*** Supplied information

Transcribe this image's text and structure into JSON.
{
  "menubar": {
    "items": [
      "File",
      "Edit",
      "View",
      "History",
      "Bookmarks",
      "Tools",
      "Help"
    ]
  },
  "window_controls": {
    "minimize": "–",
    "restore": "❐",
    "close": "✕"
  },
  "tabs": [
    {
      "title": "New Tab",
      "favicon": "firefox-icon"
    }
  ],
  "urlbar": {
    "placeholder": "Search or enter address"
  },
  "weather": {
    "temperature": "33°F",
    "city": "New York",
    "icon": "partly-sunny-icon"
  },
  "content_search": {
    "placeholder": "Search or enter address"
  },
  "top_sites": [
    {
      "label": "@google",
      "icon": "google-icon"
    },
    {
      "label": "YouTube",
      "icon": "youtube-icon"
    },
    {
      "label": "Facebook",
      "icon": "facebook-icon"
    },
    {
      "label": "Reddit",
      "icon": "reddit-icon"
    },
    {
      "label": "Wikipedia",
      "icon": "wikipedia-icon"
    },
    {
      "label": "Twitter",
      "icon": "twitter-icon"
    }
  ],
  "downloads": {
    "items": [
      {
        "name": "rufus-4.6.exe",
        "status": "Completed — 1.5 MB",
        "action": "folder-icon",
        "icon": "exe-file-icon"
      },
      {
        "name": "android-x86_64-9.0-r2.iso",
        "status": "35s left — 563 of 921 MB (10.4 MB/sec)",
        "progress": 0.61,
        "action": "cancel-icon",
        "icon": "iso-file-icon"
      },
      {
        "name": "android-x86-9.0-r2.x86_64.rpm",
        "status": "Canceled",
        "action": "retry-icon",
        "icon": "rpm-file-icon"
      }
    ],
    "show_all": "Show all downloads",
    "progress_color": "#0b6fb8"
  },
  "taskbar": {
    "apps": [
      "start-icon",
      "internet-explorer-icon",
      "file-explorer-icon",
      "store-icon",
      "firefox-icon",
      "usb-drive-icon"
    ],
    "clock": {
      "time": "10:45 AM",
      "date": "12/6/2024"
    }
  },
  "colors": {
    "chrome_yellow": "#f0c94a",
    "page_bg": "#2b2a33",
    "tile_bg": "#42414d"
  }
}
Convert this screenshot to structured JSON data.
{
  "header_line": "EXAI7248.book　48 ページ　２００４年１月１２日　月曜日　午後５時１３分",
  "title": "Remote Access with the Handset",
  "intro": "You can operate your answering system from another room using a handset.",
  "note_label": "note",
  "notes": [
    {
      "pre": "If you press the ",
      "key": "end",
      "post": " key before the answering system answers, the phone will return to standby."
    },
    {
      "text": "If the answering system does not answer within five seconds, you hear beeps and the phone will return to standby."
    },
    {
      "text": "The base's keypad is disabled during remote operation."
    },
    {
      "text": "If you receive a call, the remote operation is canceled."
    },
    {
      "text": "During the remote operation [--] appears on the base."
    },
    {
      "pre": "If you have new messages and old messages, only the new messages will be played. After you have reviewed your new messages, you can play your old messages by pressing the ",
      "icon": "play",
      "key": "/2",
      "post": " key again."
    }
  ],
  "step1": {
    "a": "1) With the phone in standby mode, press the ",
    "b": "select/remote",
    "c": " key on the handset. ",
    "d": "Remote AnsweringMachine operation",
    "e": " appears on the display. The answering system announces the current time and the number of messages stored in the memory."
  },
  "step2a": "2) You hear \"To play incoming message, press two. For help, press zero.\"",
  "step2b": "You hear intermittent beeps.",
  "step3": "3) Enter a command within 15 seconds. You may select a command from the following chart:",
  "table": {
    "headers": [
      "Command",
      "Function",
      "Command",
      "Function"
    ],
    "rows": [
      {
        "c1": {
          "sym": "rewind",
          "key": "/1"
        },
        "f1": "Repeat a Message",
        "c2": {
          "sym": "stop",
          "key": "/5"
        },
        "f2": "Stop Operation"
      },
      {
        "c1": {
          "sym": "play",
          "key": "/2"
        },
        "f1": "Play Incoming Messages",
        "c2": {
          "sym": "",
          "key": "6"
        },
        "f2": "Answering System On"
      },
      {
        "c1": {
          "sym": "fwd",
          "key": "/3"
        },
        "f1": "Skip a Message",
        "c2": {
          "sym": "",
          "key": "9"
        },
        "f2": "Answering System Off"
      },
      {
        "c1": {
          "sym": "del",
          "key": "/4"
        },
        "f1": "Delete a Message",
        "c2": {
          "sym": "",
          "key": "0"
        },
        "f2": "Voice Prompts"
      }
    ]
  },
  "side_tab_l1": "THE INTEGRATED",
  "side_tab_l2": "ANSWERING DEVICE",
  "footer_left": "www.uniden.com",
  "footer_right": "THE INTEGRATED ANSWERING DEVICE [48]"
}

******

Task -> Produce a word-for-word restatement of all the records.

Solution ->
Transcribe this image's text and structure into JSON.
{
  "menubar": {
    "items": [
      "File",
      "Edit",
      "View",
      "History",
      "Bookmarks",
      "Tools",
      "Help"
    ]
  },
  "window_controls": {
    "minimize": "–",
    "restore": "❐",
    "close": "✕"
  },
  "tabs": [
    {
      "title": "New Tab",
      "favicon": "firefox-icon"
    }
  ],
  "urlbar": {
    "placeholder": "Search or enter address"
  },
  "weather": {
    "temperature": "33°F",
    "city": "New York",
    "icon": "partly-sunny-icon"
  },
  "content_search": {
    "placeholder": "Search or enter address"
  },
  "top_sites": [
    {
      "label": "@google",
      "icon": "google-icon"
    },
    {
      "label": "YouTube",
      "icon": "youtube-icon"
    },
    {
      "label": "Facebook",
      "icon": "facebook-icon"
    },
    {
      "label": "Reddit",
      "icon": "reddit-icon"
    },
    {
      "label": "Wikipedia",
      "icon": "wikipedia-icon"
    },
    {
      "label": "Twitter",
      "icon": "twitter-icon"
    }
  ],
  "downloads": {
    "items": [
      {
        "name": "rufus-4.6.exe",
        "status": "Completed — 1.5 MB",
        "action": "folder-icon",
        "icon": "exe-file-icon"
      },
      {
        "name": "android-x86_64-9.0-r2.iso",
        "status": "35s left — 563 of 921 MB (10.4 MB/sec)",
        "progress": 0.61,
        "action": "cancel-icon",
        "icon": "iso-file-icon"
      },
      {
        "name": "android-x86-9.0-r2.x86_64.rpm",
        "status": "Canceled",
        "action": "retry-icon",
        "icon": "rpm-file-icon"
      }
    ],
    "show_all": "Show all downloads",
    "progress_color": "#0b6fb8"
  },
  "taskbar": {
    "apps": [
      "start-icon",
      "internet-explorer-icon",
      "file-explorer-icon",
      "store-icon",
      "firefox-icon",
      "usb-drive-icon"
    ],
    "clock": {
      "time": "10:45 AM",
      "date": "12/6/2024"
    }
  },
  "colors": {
    "chrome_yellow": "#f0c94a",
    "page_bg": "#2b2a33",
    "tile_bg": "#42414d"
  }
}
Convert this screenshot to structured JSON data.
{
  "header_line": "EXAI7248.book　48 ページ　２００４年１月１２日　月曜日　午後５時１３分",
  "title": "Remote Access with the Handset",
  "intro": "You can operate your answering system from another room using a handset.",
  "note_label": "note",
  "notes": [
    {
      "pre": "If you press the ",
      "key": "end",
      "post": " key before the answering system answers, the phone will return to standby."
    },
    {
      "text": "If the answering system does not answer within five seconds, you hear beeps and the phone will return to standby."
    },
    {
      "text": "The base's keypad is disabled during remote operation."
    },
    {
      "text": "If you receive a call, the remote operation is canceled."
    },
    {
      "text": "During the remote operation [--] appears on the base."
    },
    {
      "pre": "If you have new messages and old messages, only the new messages will be played. After you have reviewed your new messages, you can play your old messages by pressing the ",
      "icon": "play",
      "key": "/2",
      "post": " key again."
    }
  ],
  "step1": {
    "a": "1) With the phone in standby mode, press the ",
    "b": "select/remote",
    "c": " key on the handset. ",
    "d": "Remote AnsweringMachine operation",
    "e": " appears on the display. The answering system announces the current time and the number of messages stored in the memory."
  },
  "step2a": "2) You hear \"To play incoming message, press two. For help, press zero.\"",
  "step2b": "You hear intermittent beeps.",
  "step3": "3) Enter a command within 15 seconds. You may select a command from the following chart:",
  "table": {
    "headers": [
      "Command",
      "Function",
      "Command",
      "Function"
    ],
    "rows": [
      {
        "c1": {
          "sym": "rewind",
          "key": "/1"
        },
        "f1": "Repeat a Message",
        "c2": {
          "sym": "stop",
          "key": "/5"
        },
        "f2": "Stop Operation"
      },
      {
        "c1": {
          "sym": "play",
          "key": "/2"
        },
        "f1": "Play Incoming Messages",
        "c2": {
          "sym": "",
          "key": "6"
        },
        "f2": "Answering System On"
      },
      {
        "c1": {
          "sym": "fwd",
          "key": "/3"
        },
        "f1": "Skip a Message",
        "c2": {
          "sym": "",
          "key": "9"
        },
        "f2": "Answering System Off"
      },
      {
        "c1": {
          "sym": "del",
          "key": "/4"
        },
        "f1": "Delete a Message",
        "c2": {
          "sym": "",
          "key": "0"
        },
        "f2": "Voice Prompts"
      }
    ]
  },
  "side_tab_l1": "THE INTEGRATED",
  "side_tab_l2": "ANSWERING DEVICE",
  "footer_left": "www.uniden.com",
  "footer_right": "THE INTEGRATED ANSWERING DEVICE [48]"
}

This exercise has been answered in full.